Search the data below for the word "this" and report how many lines contain it, with no added words.

*** RECORD SET Section Begins ***

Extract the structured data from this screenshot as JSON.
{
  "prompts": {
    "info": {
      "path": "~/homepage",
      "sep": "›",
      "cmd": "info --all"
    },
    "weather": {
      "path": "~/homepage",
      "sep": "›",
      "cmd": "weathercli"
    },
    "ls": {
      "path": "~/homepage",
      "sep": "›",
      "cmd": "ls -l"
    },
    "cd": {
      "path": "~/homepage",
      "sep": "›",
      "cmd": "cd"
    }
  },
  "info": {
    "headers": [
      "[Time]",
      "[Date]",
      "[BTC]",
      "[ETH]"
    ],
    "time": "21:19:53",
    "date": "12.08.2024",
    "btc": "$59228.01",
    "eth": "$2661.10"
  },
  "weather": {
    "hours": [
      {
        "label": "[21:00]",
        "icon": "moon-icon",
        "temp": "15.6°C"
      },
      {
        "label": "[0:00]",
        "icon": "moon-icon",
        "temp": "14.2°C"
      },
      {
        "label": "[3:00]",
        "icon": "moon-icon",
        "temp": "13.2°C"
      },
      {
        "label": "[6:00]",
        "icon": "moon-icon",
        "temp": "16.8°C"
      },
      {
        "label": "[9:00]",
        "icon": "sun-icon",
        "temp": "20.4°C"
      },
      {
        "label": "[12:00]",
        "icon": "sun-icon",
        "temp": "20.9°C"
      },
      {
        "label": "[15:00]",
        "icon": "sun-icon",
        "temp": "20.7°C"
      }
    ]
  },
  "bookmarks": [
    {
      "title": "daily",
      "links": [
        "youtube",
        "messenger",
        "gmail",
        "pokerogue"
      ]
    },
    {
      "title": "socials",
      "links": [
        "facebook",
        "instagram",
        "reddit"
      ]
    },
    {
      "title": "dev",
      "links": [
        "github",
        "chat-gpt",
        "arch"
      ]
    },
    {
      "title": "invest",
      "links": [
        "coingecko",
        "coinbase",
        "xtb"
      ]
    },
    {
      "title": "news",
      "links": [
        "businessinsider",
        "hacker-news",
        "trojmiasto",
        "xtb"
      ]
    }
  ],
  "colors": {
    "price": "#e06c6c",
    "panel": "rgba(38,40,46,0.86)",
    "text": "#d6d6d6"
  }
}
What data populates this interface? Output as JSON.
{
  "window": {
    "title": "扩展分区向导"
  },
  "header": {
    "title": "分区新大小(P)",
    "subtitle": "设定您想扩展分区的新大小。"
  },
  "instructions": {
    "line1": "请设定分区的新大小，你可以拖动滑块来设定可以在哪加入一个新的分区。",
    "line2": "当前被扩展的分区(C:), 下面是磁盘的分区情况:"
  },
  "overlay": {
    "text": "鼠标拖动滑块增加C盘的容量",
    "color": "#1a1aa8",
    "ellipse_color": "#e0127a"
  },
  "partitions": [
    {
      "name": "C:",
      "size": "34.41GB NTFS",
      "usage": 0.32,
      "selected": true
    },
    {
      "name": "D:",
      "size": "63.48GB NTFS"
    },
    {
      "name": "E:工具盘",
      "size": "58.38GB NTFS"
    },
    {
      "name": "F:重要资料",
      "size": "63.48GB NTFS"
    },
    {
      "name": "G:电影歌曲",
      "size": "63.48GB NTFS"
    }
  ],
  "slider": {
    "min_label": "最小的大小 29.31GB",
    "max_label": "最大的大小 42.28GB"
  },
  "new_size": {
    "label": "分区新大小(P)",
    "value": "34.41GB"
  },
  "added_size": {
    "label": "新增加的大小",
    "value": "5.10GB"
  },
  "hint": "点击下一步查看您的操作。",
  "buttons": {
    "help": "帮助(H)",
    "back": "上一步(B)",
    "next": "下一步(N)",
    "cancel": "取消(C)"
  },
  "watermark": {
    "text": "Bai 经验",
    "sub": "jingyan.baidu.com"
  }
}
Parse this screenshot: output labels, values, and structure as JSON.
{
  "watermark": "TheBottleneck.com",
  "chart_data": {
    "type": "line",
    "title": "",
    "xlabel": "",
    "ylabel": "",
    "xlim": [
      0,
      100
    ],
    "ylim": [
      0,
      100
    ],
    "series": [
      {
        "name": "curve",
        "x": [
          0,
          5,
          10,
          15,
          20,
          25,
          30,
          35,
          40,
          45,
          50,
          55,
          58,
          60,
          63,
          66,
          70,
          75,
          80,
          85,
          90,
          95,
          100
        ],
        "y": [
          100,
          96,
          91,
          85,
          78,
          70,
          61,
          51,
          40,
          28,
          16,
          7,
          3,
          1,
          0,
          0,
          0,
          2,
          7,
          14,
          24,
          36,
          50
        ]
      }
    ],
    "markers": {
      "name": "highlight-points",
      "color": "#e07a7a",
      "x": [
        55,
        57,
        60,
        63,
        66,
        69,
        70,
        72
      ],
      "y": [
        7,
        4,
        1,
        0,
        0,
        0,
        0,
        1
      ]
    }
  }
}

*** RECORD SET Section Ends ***

■ YOUR SOLUTION ■
3